The second study investigated plant succession on frost scars, also called frost boils or nonsorted circles, at Ogotoruk Creek (Johnson and Neiland 1983).
For reference, the abstract from their publication is as follows: ‘Plant succession on frost scars was studied at Ogotoruk Creek, Alaska. In 1961, 326 frost scars were marked for long-term study. The initial physical and biological measurements were repeated several times. In 1965, four transects were established and later revisited to learn if new frost disturbance is occurring. Frost scars at Ogotoruk Creek are convex, primarily oval areas of fine-grained soil with a modal size of about 1 m in diameter. They occur on surfaces of from 1-3' and cover up to 50% of the ground surface. Many frost scars show surface activity due to frost action, but repeated mapping of them indicates that they neither expand nor contract laterally. Repeated measurements along fixed lines suggest that new frost scars are not being formed at present. Plants invade bare areas at Ogotoruk Creek by seeds or vegetative reproduction. Plants growing on frost scars are subject to frost heaving, uplift and disruption from needle ice formation, and wind erosion and desiccation. A direct relationship exists between plant cover on frost scars and soil moisture surrounding the scar. During the 20 years of the study both positive and negative changes in plant cover were recorded. A consistent pattern of plant succession was not detected.’ Data are given as percent cover for total vegetation for each frost scar. These data are archived with the Arctic Long Term Ecological Research (LTER) website at the Marine Biological Laboratory, University of Chicago (http://arc.lternet.edu/al-johnsons-cape-thompson-frost-scars) and are comprised of scanned plot photos and pages from A. W. Johnson’s field notebook for the years 1961, 1962, 1963, 1964, 1965, 1972, and 1980.
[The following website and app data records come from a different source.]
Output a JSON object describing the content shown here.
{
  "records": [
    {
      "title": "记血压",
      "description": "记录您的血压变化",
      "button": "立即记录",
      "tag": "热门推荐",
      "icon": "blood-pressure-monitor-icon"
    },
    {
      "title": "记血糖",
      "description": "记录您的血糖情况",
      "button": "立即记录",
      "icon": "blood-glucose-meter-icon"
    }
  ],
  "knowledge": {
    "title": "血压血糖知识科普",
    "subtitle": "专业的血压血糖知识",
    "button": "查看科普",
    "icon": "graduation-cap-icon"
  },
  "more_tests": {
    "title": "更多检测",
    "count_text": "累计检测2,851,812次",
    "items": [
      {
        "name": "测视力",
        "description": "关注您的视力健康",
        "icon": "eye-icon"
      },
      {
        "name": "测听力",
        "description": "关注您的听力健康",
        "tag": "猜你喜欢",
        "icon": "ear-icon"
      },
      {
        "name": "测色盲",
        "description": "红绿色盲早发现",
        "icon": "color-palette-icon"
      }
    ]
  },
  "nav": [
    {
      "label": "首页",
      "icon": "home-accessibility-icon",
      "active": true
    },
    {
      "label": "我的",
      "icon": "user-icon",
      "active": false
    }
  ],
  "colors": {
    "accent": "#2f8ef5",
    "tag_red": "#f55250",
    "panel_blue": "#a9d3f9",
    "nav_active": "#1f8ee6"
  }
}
Johnson, A. W., L. A. Viereck, R. E. Johnson, H. Melchior. 1966. Vegetation and flora. In Pages 277-354 in N. J. Wilimosvsky editor and J. N. Wolfe, associate editor. United States Committee on Environmental Studies for Project, C. Environment of the Cape Thompson Region, Alaska. PNE 481. Clearing house for Federal Scientific and Technical Information, National Bureau of Standards, U. S. Department of Commerce, Springfield, Virginia.
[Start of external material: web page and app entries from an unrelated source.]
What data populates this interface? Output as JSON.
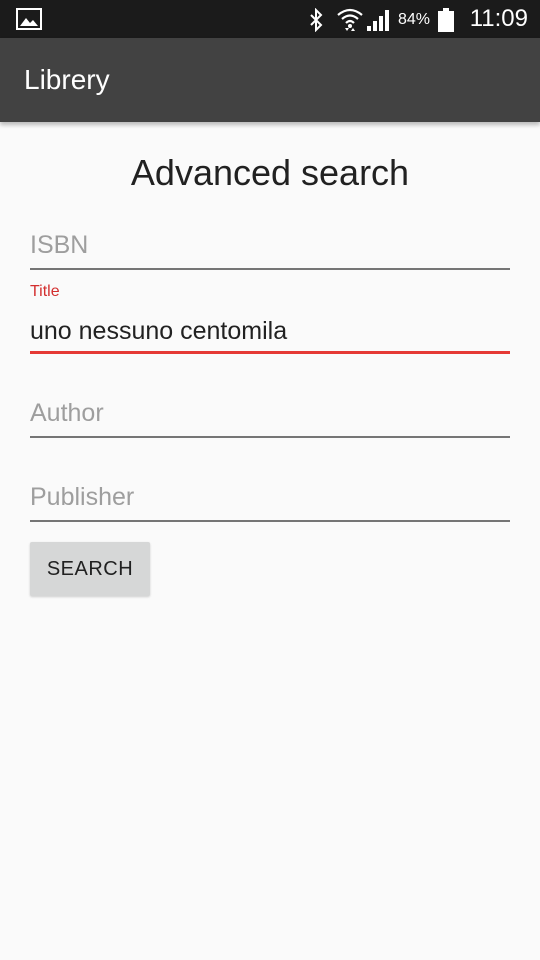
{
  "status_bar": {
    "icons": [
      "image-icon",
      "bluetooth-icon",
      "wifi-icon",
      "signal-icon",
      "battery-icon"
    ],
    "battery_percent": "84%",
    "time": "11:09"
  },
  "app_bar": {
    "title": "Librery",
    "background": "#424242"
  },
  "form": {
    "heading": "Advanced search",
    "fields": [
      {
        "name": "isbn",
        "placeholder": "ISBN",
        "value": "",
        "focused": false
      },
      {
        "name": "title",
        "label": "Title",
        "value": "uno nessuno centomila",
        "focused": true
      },
      {
        "name": "author",
        "placeholder": "Author",
        "value": "",
        "focused": false
      },
      {
        "name": "publisher",
        "placeholder": "Publisher",
        "value": "",
        "focused": false
      }
    ],
    "search_label": "SEARCH"
  },
  "colors": {
    "accent": "#e53935",
    "status_bar": "#1b1b1b",
    "button": "#d6d7d7",
    "background": "#fafafa"
  }
}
Johnson, A. W. and B. J. Neiland. 1983. An analysis of plant succession on frost scars 1961-1980. Proceedings from the Permafrost: Fourth International Conference. University of Alaska, Fairbanks, AK 1983. pp. 537-542.
Viereck, L. A., R. E. Johnson, and H. R. Melchior. 1960. Ogotoruk Creek Botanical Investigations Cape Thompson, Alaska. Phase III – Progress Report. 80 pp.
ADDENDUM: Scanned data added in 2017. In 2004, two (plots 12 and 1) of Albert W. Johnson’s 1-acre plots were relocated by a party including Corinne Munger, Albert W. Johnson, D. A. ‘Skip’ Walker, Carrie McNaughten (or McNally). They documented sites within plots 12 and 1 using a handheld GPS unit. These latitudes and longitudes are included in a scan of D. A. ‘Skip’ Walker’s field notebook. In addition, the vegetation map with 23 of the 1-acre plot locations associated with the Johnson et al. 1966 publication was scanned and added as a .jpg to our files and a .pdf of Johnson et al.1966 is also available.
aava_capethompson_ajohnson_1966_alldata.zip (42.4 MB)